* **DIRECTIONS FOR THIS TASK**
Print the line containing "What data populates" and every line after it exactly as written, through the end of the records.

##### EXTRACTED INFORMATION #####

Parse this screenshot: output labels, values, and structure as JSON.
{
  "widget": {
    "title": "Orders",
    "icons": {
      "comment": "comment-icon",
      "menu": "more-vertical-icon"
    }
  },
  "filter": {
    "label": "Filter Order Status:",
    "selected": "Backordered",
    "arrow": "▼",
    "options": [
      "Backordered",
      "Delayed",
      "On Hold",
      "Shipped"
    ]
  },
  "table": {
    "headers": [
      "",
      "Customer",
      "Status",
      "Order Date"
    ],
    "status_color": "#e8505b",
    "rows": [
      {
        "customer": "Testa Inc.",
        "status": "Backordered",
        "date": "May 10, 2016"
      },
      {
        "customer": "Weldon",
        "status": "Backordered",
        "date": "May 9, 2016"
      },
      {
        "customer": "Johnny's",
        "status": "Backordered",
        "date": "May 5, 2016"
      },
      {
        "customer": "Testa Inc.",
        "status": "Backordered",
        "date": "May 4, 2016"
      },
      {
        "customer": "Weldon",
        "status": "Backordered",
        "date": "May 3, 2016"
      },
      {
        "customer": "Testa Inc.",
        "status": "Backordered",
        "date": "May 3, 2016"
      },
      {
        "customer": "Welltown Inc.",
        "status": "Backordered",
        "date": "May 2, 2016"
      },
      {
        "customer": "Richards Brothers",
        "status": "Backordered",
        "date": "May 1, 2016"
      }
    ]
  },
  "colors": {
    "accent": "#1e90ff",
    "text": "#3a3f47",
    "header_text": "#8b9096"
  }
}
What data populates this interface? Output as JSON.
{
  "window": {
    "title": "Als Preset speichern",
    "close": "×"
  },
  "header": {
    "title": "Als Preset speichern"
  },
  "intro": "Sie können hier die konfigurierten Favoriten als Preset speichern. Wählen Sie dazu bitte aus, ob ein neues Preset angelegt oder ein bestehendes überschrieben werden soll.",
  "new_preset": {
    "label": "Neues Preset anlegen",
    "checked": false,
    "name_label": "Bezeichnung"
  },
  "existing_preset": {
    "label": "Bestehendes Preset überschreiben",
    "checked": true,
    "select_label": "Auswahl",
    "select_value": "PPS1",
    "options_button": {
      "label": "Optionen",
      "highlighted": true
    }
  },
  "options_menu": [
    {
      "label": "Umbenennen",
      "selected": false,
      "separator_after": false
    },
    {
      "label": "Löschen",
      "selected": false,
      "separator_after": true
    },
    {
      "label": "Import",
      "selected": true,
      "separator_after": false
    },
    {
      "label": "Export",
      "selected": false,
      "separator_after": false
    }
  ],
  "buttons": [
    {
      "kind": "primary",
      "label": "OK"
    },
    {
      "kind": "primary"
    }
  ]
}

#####

* **RESPONSE BELOW**
What data populates this interface? Output as JSON.
{
  "window": {
    "title": "Als Preset speichern",
    "close": "×"
  },
  "header": {
    "title": "Als Preset speichern"
  },
  "intro": "Sie können hier die konfigurierten Favoriten als Preset speichern. Wählen Sie dazu bitte aus, ob ein neues Preset angelegt oder ein bestehendes überschrieben werden soll.",
  "new_preset": {
    "label": "Neues Preset anlegen",
    "checked": false,
    "name_label": "Bezeichnung"
  },
  "existing_preset": {
    "label": "Bestehendes Preset überschreiben",
    "checked": true,
    "select_label": "Auswahl",
    "select_value": "PPS1",
    "options_button": {
      "label": "Optionen",
      "highlighted": true
    }
  },
  "options_menu": [
    {
      "label": "Umbenennen",
      "selected": false,
      "separator_after": false
    },
    {
      "label": "Löschen",
      "selected": false,
      "separator_after": true
    },
    {
      "label": "Import",
      "selected": true,
      "separator_after": false
    },
    {
      "label": "Export",
      "selected": false,
      "separator_after": false
    }
  ],
  "buttons": [
    {
      "kind": "primary",
      "label": "OK"
    },
    {
      "kind": "primary"
    }
  ]
}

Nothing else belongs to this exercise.